Due to its nature, Chapter 7 is generally better suited for those struggling to pay their mortgage because of burdensome unsecured debt. However, if you cannot catch up the mortgage within two or three months, Chapter 7 may not work for you.

Chapter 13 relief

If you need extra help or time to become current on your mortgage, Chapter 13 bankruptcy may be the better option. During this type of bankruptcy, you also receive the protections of the automatic stay. However, unlike Chapter 7, your lender may not take your home later in the bankruptcy process, assuming that you are fulfilling the duties in the Chapter 13 payment plan.

In Chapter 13, you make monthly payments towards your overdue mortgage debt using a payment plan. Under the plan, you have three to five years to repay your mortgage arrearages, which keeps the amount you must pay each month affordable. While you are paying off this debt, your lender is legally prohibited from foreclosing on your home. After the payment plan ends, you emerge current on your mortgage and free of most other debts, which allows you to start over again in a financial sense. Also, once the case is filed, you need to start paying your regular mortgage payments.

Chapter 13 is also beneficial if you are underwater on a second mortgage, as Chapter 13 may treat this debt as unsecured. Like most other unsecured debts, second mortgages are discharged during the process. This means that your obligation to repay your second mortgage may be eliminated.

An attorney can advise you

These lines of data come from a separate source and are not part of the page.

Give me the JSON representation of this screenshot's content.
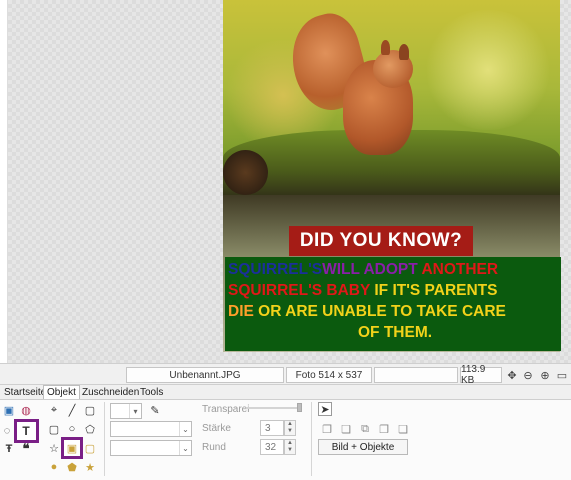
{
  "image": {
    "title": "DID YOU KNOW?",
    "line1": {
      "a": "SQUIRREL'S",
      "b": "WILL ADOPT",
      "c": "ANOTHER"
    },
    "line2": {
      "a": "SQUIRREL'S BABY",
      "b": "IF IT'S PARENTS"
    },
    "line3": {
      "a": "DIE",
      "b": "OR ARE UNABLE TO TAKE CARE"
    },
    "line4": "OF THEM."
  },
  "status": {
    "filename": "Unbenannt.JPG",
    "photo_size": "Foto 514 x 537",
    "file_size": "113.9 KB"
  },
  "tabs": [
    {
      "label": "Startseite"
    },
    {
      "label": "Objekt"
    },
    {
      "label": "Zuschneiden"
    },
    {
      "label": "Tools"
    }
  ],
  "props": {
    "transparency_label": "Transparei",
    "strength_label": "Stärke",
    "strength_value": "3",
    "round_label": "Rund",
    "round_value": "32",
    "apply_button": "Bild + Objekte"
  },
  "icons": {
    "text_tool": "T",
    "quote_tool": "❝",
    "text_tool_small": "Ŧ",
    "brush_tool": "✎",
    "star_tool": "☆"
  },
  "colors": {
    "highlight": "#7a1f86",
    "title_bg": "#a51c16",
    "text_bg": "#0b5a0e"
  }
}
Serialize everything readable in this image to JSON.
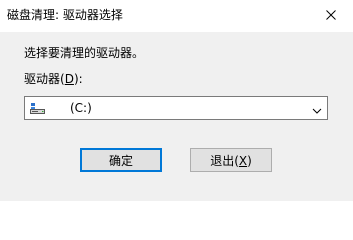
{
  "window": {
    "title": "磁盘清理: 驱动器选择"
  },
  "dialog": {
    "instruction": "选择要清理的驱动器。",
    "drive_label_prefix": "驱动器(",
    "drive_label_mnemonic": "D",
    "drive_label_suffix": "):",
    "selected_drive": "(C:)",
    "ok_label": "确定",
    "cancel_label_prefix": "退出(",
    "cancel_label_mnemonic": "X",
    "cancel_label_suffix": ")"
  },
  "icons": {
    "close": "close-icon",
    "drive": "drive-icon",
    "dropdown": "chevron-down-icon"
  },
  "colors": {
    "accent": "#0078d7",
    "content_background": "#f0f0f0",
    "button_face": "#e1e1e1"
  }
}
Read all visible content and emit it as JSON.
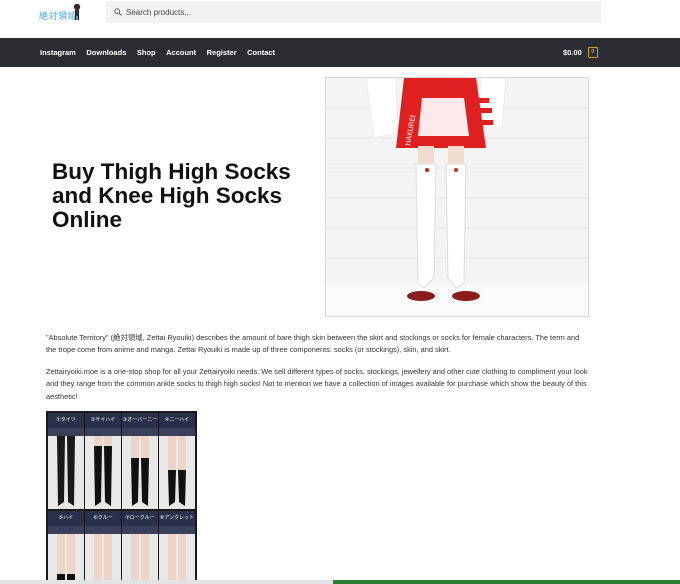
{
  "header": {
    "logo_text": "絶対領域",
    "search": {
      "placeholder": "Search products..."
    }
  },
  "nav": {
    "items": [
      "Instagram",
      "Downloads",
      "Shop",
      "Account",
      "Register",
      "Contact"
    ],
    "cart_total": "$0.00",
    "cart_count": "0"
  },
  "hero": {
    "title": "Buy Thigh High Socks and Knee High Socks Online",
    "image_print": "HAKUREI"
  },
  "content": {
    "paragraph1": "\"Absolute Territory\" (絶対領域, Zettai Ryouiki) describes the amount of bare thigh skin between the skirt and stockings or socks for female characters. The term and the trope come from anime and manga. Zettai Ryouiki is made up of three components: socks (or stockings), skin, and skirt.",
    "paragraph2": "Zettairyoiki.moe is a one-stop shop for all your Zettairyoiki needs. We sell different types of socks, stockings, jewellery and other cute clothing to compliment your look and they range from the common ankle socks to thigh high socks! Not to mention we have a collection of images available for purchase which show the beauty of this aesthetic!"
  },
  "sock_grid": {
    "labels": [
      "①タイツ",
      "②サイハイ",
      "③オーバーニー",
      "④ニーハイ",
      "⑤ハイ",
      "⑥クルー",
      "⑦ロークルー",
      "⑧アンクレット"
    ]
  },
  "colors": {
    "navbar": "#2c2d33",
    "accent": "#c9a227",
    "logo": "#3aa6e0",
    "bottom_progress": "#2e7d32"
  }
}
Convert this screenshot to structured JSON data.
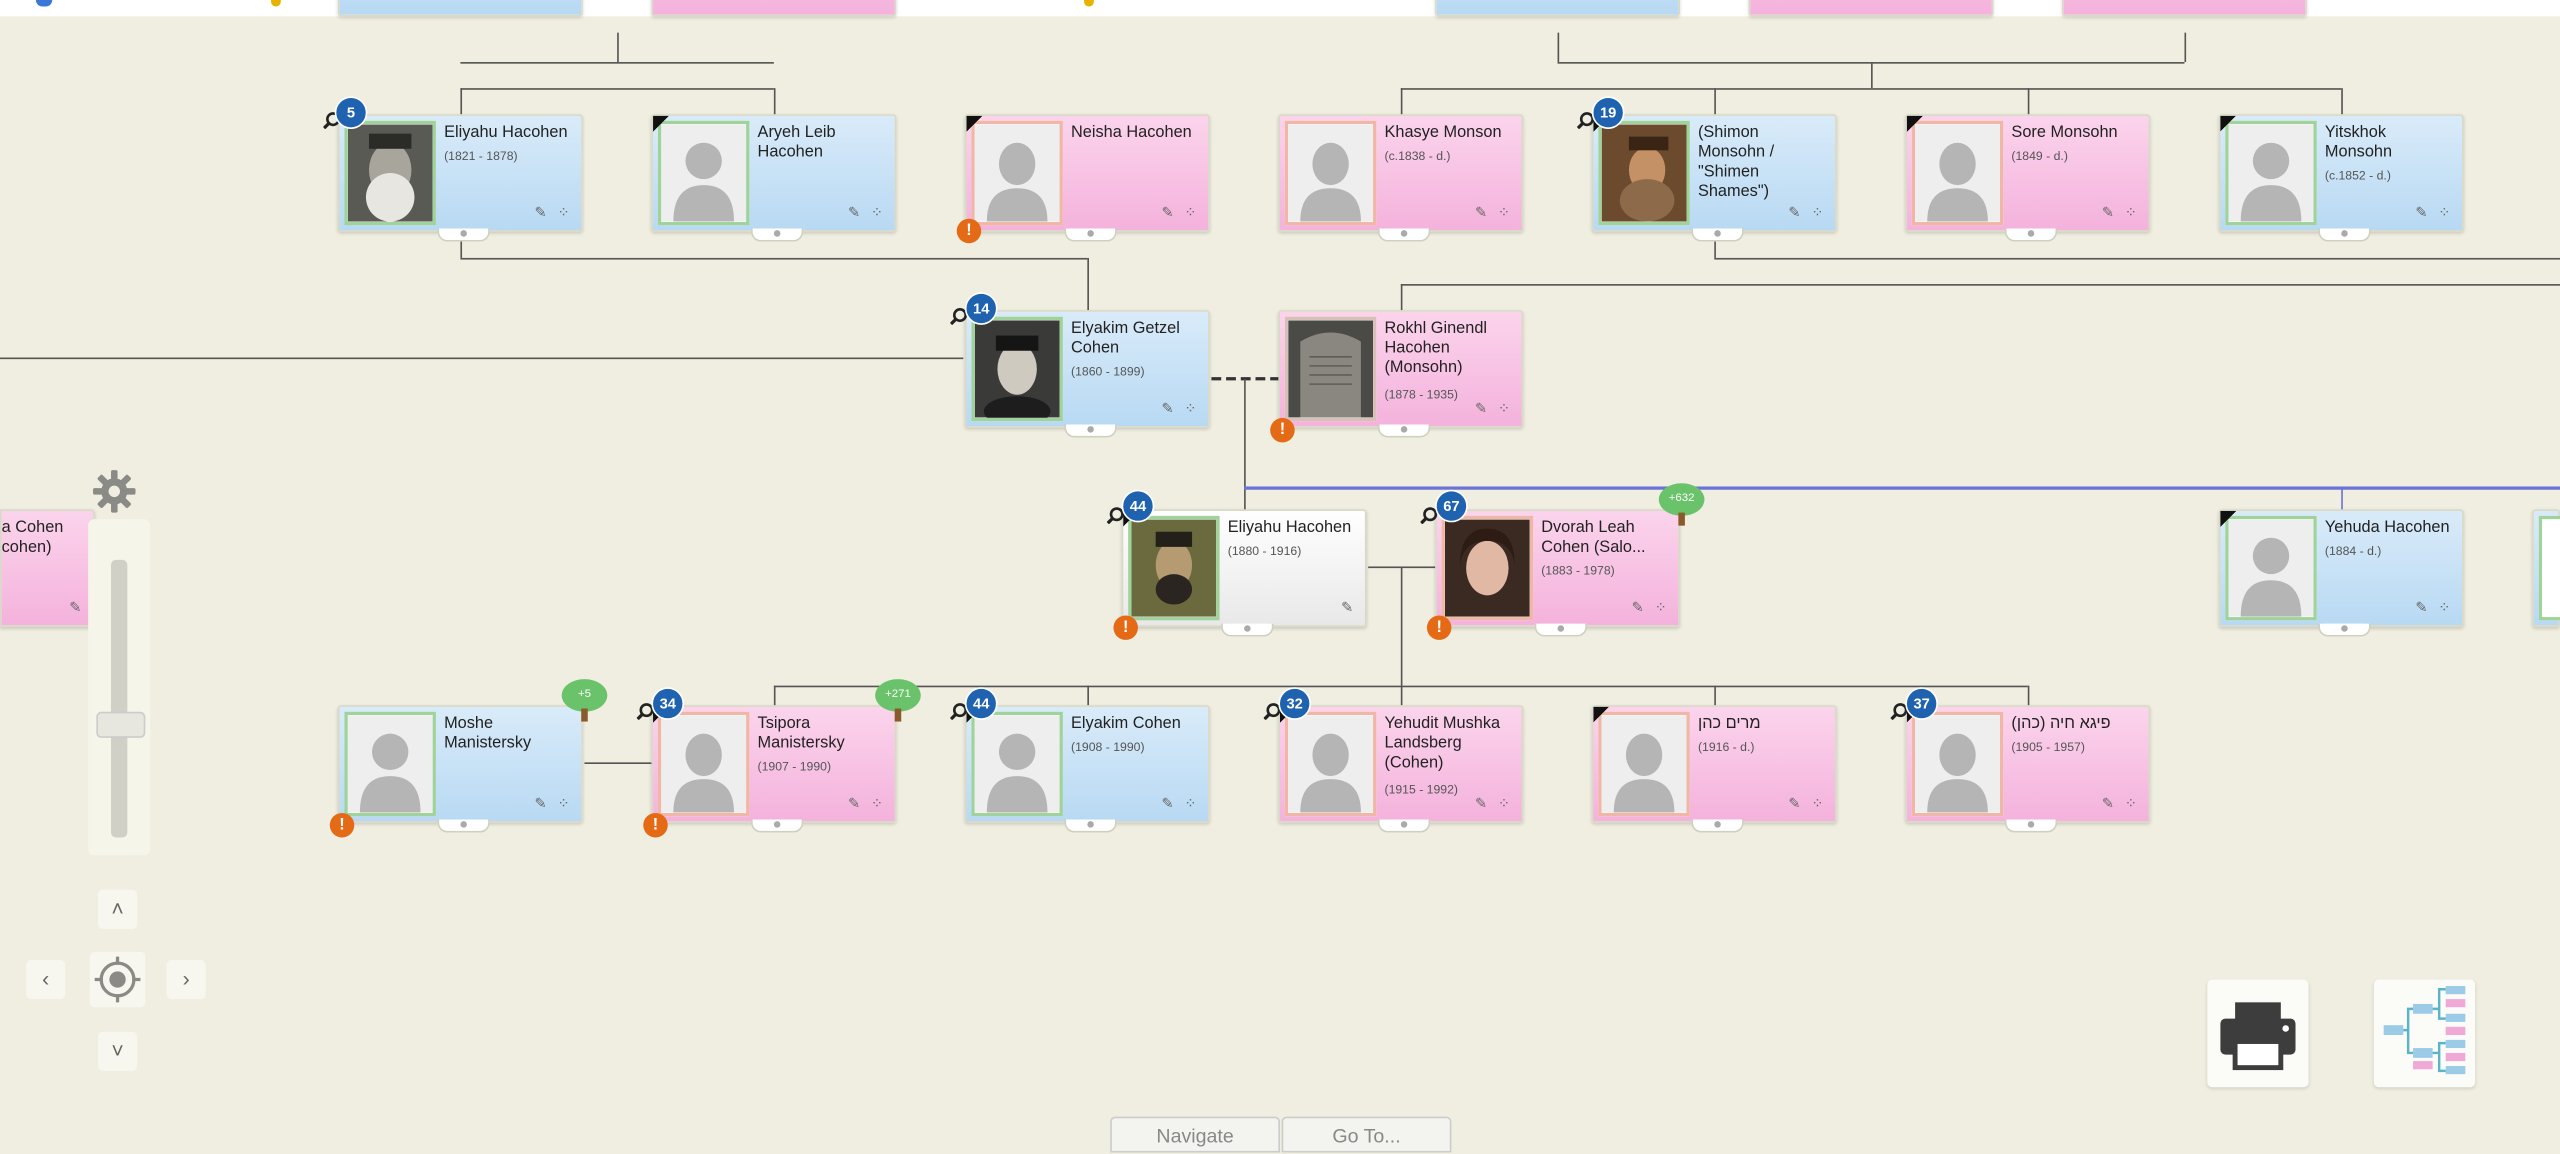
{
  "people": {
    "eliyahu_1821": {
      "name": "Eliyahu Hacohen",
      "years": "(1821 - 1878)",
      "badge": "5"
    },
    "aryeh_leib": {
      "name": "Aryeh Leib Hacohen",
      "years": ""
    },
    "neisha": {
      "name": "Neisha Hacohen",
      "years": ""
    },
    "khasye": {
      "name": "Khasye Monson",
      "years": "(c.1838 - d.)"
    },
    "shimon": {
      "name": "(Shimon Monsohn / \"Shimen Shames\")",
      "years": "",
      "badge": "19"
    },
    "sore": {
      "name": "Sore Monsohn",
      "years": "(1849 - d.)"
    },
    "yitskhok": {
      "name": "Yitskhok Monsohn",
      "years": "(c.1852 - d.)"
    },
    "elyakim_getzel": {
      "name": "Elyakim Getzel Cohen",
      "years": "(1860 - 1899)",
      "badge": "14"
    },
    "rokhl": {
      "name": "Rokhl Ginendl Hacohen (Monsohn)",
      "years": "(1878 - 1935)"
    },
    "eliyahu_1880": {
      "name": "Eliyahu Hacohen",
      "years": "(1880 - 1916)",
      "badge": "44"
    },
    "dvorah": {
      "name": "Dvorah Leah Cohen (Salo...",
      "years": "(1883 - 1978)",
      "badge": "67",
      "tree": "+632"
    },
    "yehuda": {
      "name": "Yehuda Hacohen",
      "years": "(1884 - d.)"
    },
    "partial_left": {
      "name": "a Cohen cohen)"
    },
    "moshe": {
      "name": "Moshe Manistersky",
      "years": "",
      "tree": "+5"
    },
    "tsipora": {
      "name": "Tsipora Manistersky",
      "years": "(1907 - 1990)",
      "badge": "34",
      "tree": "+271"
    },
    "elyakim_1908": {
      "name": "Elyakim Cohen",
      "years": "(1908 - 1990)",
      "badge": "44"
    },
    "yehudit": {
      "name": "Yehudit Mushka Landsberg (Cohen)",
      "years": "(1915 - 1992)",
      "badge": "32"
    },
    "miriam": {
      "name": "מרים כהן",
      "years": "(1916 - d.)"
    },
    "chaya": {
      "name": "(כהן) פיגא חיה",
      "years": "(1905 - 1957)",
      "badge": "37"
    }
  },
  "controls": {
    "up": "˄",
    "down": "˅",
    "left": "‹",
    "right": "›",
    "navigate": "Navigate",
    "goto": "Go To..."
  },
  "icons": {
    "settings": "gear-icon",
    "center": "target-icon",
    "print": "printer-icon",
    "tree_view": "family-tree-icon"
  },
  "colors": {
    "male_card": "#c6e1f6",
    "female_card": "#f7bfe3",
    "badge": "#1f63b0",
    "warning": "#e46a16",
    "tree": "#6ac36b"
  }
}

If you are struggling to repay your mortgage, you have many options available to you. Because of this, bankruptcy should not always be considered the default option. An experienced bankruptcy attorney can review your debt situation and recommend the best way of keeping your most valuable possession out of a foreclosure sale.